The researchers compared data from the first year of the COVID-19 pandemic (March 15, 2020 to Feb. 28, 2021) with data from the previous year. They found that nearly two-thirds of the 1,385 cases of colon cancer diagnosed in those two years in multiple hospitals in Spain happened in the pre-pandemic year.

In addition, there were 27% fewer colonoscopies performed during the pandemic than in the previous year.

Those who were diagnosed in the pandemic year were older than in the pre-pandemic year, had more frequent symptoms, greater complications and were seen at a more advanced disease stage.

These symptoms can include bowel perforation, abscesses, bowel obstruction and bleeding requiring hospital admission.

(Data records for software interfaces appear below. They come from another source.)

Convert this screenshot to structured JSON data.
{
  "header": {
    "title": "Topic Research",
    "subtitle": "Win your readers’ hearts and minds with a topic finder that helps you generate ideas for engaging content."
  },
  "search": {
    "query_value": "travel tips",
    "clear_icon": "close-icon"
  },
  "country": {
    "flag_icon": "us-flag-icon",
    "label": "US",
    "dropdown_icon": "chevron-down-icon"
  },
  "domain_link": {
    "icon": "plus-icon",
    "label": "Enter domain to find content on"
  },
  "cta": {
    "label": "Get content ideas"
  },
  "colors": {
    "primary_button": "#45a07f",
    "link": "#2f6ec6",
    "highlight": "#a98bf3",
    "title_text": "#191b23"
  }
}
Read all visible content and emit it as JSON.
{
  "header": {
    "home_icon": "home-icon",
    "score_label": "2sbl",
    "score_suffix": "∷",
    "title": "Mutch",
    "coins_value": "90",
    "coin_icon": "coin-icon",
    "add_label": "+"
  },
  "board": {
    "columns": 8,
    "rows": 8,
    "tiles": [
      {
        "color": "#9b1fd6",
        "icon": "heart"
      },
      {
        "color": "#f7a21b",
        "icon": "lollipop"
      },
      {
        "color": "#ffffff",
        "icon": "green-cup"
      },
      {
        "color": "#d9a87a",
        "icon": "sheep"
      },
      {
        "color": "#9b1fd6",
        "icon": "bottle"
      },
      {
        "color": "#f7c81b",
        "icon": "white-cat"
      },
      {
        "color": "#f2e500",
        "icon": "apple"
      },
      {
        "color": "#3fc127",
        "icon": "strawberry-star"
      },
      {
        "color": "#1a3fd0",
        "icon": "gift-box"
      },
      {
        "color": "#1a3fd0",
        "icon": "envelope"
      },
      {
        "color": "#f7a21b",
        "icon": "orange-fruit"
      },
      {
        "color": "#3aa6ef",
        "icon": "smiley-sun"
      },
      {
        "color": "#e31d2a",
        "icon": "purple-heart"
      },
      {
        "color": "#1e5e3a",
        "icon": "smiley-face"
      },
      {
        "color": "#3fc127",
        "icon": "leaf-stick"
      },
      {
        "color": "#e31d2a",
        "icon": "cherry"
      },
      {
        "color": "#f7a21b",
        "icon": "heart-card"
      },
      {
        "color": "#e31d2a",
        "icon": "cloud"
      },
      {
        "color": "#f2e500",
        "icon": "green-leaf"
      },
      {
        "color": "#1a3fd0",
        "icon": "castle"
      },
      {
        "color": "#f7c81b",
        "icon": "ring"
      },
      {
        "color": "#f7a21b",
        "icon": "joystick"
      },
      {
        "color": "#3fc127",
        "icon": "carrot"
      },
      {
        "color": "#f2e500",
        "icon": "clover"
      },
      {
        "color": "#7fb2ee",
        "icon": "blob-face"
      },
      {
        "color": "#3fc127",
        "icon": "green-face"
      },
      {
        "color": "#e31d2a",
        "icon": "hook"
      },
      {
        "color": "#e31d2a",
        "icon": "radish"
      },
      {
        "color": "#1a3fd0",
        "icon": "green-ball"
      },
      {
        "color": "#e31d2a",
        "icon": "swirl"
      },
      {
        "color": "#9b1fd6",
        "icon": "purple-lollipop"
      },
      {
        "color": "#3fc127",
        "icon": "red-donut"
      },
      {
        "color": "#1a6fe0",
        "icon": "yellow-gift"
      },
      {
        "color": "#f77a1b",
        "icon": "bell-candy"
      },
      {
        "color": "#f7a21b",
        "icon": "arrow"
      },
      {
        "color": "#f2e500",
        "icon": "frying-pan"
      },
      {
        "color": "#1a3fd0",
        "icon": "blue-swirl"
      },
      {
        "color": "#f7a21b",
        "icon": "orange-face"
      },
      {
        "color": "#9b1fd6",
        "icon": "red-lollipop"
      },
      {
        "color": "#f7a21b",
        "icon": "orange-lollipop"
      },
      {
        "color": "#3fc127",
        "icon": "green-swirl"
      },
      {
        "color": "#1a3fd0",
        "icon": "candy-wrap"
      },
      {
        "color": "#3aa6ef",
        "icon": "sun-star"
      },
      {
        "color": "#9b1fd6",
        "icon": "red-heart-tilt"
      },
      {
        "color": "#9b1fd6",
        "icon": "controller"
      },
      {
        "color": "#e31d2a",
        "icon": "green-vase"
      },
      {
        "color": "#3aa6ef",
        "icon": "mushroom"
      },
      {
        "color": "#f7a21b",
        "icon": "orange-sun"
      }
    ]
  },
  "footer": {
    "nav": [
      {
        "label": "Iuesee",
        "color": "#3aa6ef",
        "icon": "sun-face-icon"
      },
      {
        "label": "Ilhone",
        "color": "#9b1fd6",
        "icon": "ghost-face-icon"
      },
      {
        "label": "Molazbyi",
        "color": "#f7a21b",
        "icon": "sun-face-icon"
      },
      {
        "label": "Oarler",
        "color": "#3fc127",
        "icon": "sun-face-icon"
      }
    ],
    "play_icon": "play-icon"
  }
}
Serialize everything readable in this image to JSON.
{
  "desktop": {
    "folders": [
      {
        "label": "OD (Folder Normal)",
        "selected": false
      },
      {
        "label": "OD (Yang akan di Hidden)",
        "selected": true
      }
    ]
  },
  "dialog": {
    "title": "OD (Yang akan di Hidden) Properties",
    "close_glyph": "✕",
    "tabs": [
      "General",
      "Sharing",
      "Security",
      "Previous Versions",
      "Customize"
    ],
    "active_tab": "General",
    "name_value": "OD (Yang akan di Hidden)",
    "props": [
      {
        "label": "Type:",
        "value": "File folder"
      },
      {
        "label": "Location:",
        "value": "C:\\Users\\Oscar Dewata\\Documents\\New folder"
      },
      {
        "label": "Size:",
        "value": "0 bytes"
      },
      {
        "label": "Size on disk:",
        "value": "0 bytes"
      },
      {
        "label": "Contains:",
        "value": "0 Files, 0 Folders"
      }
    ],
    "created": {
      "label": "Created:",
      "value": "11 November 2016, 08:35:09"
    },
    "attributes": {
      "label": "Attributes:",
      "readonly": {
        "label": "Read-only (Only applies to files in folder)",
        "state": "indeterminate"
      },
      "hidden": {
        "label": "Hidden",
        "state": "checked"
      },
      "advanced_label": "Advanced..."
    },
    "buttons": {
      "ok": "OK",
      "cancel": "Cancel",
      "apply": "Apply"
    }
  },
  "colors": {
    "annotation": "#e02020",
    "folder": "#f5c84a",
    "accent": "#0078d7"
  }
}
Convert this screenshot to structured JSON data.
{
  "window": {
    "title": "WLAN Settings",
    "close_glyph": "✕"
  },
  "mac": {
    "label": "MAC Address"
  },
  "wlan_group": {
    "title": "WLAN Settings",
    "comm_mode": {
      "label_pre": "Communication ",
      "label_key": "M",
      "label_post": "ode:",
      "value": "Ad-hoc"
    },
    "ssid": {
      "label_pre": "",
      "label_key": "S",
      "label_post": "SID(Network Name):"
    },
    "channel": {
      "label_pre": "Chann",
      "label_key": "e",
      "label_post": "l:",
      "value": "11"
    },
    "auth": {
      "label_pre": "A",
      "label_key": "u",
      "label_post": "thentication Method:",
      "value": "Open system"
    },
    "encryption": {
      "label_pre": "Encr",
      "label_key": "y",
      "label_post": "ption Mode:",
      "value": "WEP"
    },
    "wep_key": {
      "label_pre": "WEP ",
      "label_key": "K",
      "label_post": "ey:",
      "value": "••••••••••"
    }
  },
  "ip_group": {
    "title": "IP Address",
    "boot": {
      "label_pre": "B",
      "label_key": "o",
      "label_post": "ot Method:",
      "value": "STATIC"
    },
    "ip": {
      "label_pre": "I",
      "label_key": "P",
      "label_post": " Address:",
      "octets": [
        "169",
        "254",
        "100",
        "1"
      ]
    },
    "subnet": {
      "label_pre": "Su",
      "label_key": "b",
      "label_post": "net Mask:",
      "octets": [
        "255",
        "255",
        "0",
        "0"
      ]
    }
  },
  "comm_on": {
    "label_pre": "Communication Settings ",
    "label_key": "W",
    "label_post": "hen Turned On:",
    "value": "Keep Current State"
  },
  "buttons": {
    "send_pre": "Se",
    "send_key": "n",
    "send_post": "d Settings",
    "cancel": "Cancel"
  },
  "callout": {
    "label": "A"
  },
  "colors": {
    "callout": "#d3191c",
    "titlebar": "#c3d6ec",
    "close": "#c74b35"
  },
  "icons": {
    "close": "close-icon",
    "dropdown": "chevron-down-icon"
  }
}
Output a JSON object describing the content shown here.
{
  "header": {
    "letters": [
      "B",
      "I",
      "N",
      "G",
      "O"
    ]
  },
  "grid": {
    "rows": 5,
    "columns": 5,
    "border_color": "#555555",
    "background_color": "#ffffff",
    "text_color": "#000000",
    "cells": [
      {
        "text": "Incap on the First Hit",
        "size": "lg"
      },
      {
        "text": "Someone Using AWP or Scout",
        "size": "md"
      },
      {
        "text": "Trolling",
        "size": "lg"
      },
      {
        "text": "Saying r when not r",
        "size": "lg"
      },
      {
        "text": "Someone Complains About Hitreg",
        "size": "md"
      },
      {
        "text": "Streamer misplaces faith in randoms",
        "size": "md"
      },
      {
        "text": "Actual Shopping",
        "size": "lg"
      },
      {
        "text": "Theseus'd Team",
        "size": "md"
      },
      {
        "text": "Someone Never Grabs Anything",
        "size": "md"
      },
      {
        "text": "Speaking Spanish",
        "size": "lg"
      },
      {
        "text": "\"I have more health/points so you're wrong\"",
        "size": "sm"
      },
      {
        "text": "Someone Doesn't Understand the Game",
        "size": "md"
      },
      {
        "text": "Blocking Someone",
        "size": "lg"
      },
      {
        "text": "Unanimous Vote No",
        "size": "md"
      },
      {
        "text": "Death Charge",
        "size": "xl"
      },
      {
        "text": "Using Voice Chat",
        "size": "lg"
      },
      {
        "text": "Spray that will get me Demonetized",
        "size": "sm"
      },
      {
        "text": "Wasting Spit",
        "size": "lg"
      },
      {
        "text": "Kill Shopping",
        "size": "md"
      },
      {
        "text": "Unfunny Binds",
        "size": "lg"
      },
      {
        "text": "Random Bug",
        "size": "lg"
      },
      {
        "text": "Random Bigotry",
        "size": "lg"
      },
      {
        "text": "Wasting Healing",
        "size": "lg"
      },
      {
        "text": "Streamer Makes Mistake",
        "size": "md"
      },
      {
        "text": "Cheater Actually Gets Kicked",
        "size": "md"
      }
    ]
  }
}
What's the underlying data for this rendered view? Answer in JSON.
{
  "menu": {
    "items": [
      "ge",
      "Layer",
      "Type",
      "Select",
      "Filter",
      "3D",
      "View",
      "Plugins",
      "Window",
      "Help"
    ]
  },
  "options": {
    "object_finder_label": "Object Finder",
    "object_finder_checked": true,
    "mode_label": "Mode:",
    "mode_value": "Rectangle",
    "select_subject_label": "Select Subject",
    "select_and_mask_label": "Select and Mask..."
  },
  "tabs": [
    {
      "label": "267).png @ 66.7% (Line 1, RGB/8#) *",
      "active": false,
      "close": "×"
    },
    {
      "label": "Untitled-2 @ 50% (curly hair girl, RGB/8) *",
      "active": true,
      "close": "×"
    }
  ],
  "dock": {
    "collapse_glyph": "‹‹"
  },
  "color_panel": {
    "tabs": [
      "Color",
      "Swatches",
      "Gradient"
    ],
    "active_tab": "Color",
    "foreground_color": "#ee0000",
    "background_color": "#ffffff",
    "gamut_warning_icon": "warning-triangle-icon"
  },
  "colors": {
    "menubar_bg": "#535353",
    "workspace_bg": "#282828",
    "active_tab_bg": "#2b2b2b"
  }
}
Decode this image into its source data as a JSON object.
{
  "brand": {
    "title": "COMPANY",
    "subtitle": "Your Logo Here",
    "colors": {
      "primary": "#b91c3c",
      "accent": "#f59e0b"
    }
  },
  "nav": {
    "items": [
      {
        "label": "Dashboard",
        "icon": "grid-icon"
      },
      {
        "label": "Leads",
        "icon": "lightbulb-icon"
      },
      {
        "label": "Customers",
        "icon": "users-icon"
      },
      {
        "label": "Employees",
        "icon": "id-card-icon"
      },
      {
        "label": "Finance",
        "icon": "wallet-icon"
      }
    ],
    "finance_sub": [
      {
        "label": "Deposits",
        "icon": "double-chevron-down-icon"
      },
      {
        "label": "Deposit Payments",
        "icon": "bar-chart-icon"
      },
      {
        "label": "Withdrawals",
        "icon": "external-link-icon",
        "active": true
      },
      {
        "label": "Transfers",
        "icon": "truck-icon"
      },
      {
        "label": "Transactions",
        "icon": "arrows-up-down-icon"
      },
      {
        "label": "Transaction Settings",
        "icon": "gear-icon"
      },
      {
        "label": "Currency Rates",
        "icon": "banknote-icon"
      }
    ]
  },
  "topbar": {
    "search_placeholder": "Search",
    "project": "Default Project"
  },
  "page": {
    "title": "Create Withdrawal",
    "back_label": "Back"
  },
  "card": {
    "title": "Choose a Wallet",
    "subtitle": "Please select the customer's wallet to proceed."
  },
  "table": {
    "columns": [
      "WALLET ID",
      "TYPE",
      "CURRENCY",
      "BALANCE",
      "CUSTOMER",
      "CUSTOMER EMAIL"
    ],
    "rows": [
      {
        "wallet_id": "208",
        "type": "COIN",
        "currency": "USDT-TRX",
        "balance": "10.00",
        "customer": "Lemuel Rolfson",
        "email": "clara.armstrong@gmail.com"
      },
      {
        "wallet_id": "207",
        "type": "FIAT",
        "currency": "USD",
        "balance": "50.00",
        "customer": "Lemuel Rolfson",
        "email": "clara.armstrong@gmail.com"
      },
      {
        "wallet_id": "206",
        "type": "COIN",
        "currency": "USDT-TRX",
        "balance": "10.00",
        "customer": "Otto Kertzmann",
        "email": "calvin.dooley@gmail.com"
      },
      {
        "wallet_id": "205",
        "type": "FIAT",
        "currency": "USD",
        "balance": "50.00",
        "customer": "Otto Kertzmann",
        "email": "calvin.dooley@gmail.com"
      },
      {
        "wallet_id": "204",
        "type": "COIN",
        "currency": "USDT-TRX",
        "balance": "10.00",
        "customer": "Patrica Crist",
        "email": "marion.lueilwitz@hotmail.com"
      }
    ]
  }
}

These issues accounted for nearly 15% of cases during the pandemic, compared to less than 11% pre-pandemic. Stage 4 cancers were about 20% during the pandemic and about 16% before the pandemic.

It's expected there will be nearly 150,000 cases of colon or rectal cancer in the United States this year, and nearly 53,000 deaths from the disease, according to the American Cancer Society.

The study points to suspension of screening programs and postponements of non-urgent colonoscopies as reasons for the drop. During the pandemic, fewer cancers were found during routine screenings and more were diagnosed through symptoms, according to the findings.

The research was presented Sunday at the United European Gastroenterology's annual meeting, UEG Week Virtual 2021. Findings presented at meetings should be considered preliminary until published in a peer-reviewed journal.

"Colorectal cancer is often curable if it's caught at an early stage. Our concern is that we're losing the opportunity to diagnose patients at this early stage, and this will have a knock-on effect on patient outcomes and survival," Arnal said in a meeting news release. "We are likely to see this fallout for years to come."

More information

The American Cancer Society has more on colon cancer.


SOURCE: United European Gastroenterology, news release, Oct. 3, 2021